thing that strikes me is the appropriateness of the band-name – as the album
plays you can almost feel icy winds blowing on you as you lie within an
imaginary wasteland in contemplative solitude. ‘Band’ is here taken to mean
‘musical entity’ as Arctic Plateau is made up of 1 person, an Italian dude
called Gainluca Divirgilio.
“On a Sad
Sunny Day” is minimalistic, psychedelic and highly atmospheric. Think of it as
an auditory landscaping of a barren place and having parallels to bands such as
Anathema, Porcupine Tree or certain aspects of Maudlin Of The Well. ‘Alive’ and
‘Lepanto’ are convincing invitations into imaginary etherworlds. Other
compositions, such as ‘Ivory’ and ‘In Epica Memories’, become overbearing after
a while. Generally, however, the compositions work out quite well. The vocals’
diction is weak with the unplentiful lyrics being barely discernible. If I were
the devil’s advocate I’d say this was intentional so as to enhance the
atmosphere but in reality I found it frustrating.
official brief proclaims, “On a Sad Sunny Day” possesses a ‘dream-like
atmosphere’ and in fact it does possesses a significant introspective depth. Mr
Divirgilio takes his musical quirkiness a step too far in ‘In Time’, a
21-minute+ composition that includes 13 minutes of…..complete silence.

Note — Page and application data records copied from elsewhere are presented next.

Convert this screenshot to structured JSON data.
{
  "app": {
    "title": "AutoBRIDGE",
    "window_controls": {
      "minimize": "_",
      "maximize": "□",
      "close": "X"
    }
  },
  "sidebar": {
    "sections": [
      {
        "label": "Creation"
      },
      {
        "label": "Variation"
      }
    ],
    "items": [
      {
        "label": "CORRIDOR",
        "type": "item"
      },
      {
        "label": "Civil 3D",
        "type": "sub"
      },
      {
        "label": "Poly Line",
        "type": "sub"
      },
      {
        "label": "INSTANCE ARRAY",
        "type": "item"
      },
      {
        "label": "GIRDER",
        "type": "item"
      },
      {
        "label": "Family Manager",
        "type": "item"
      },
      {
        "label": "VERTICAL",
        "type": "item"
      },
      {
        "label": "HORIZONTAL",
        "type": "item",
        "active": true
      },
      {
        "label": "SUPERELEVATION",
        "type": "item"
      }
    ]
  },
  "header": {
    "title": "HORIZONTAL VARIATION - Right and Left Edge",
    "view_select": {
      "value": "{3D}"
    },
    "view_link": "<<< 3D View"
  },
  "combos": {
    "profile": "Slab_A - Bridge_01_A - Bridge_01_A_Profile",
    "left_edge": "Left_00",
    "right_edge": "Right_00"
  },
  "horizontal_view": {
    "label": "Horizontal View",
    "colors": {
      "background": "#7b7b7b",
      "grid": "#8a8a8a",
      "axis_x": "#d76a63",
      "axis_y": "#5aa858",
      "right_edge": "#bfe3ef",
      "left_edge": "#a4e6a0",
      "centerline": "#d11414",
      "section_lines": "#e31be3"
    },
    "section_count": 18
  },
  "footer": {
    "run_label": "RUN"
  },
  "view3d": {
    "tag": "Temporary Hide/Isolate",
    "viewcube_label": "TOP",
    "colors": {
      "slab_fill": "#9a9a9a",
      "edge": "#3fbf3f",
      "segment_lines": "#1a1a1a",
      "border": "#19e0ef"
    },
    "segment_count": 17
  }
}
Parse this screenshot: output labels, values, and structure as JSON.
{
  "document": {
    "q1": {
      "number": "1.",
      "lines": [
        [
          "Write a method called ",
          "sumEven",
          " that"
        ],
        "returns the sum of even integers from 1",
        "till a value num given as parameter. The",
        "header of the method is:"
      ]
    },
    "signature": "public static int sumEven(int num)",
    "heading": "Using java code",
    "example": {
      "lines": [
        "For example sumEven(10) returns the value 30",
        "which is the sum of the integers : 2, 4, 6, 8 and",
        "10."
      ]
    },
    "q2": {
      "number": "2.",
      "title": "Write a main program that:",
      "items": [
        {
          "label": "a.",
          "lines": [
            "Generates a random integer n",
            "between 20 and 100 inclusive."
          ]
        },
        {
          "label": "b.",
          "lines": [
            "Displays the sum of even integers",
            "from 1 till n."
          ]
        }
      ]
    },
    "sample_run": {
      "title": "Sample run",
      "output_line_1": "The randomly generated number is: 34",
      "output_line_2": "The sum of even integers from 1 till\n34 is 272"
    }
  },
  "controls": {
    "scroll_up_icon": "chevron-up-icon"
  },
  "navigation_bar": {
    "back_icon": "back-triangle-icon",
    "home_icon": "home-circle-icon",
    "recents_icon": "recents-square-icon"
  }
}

heard all in one go or in little doses, this album is an experience worth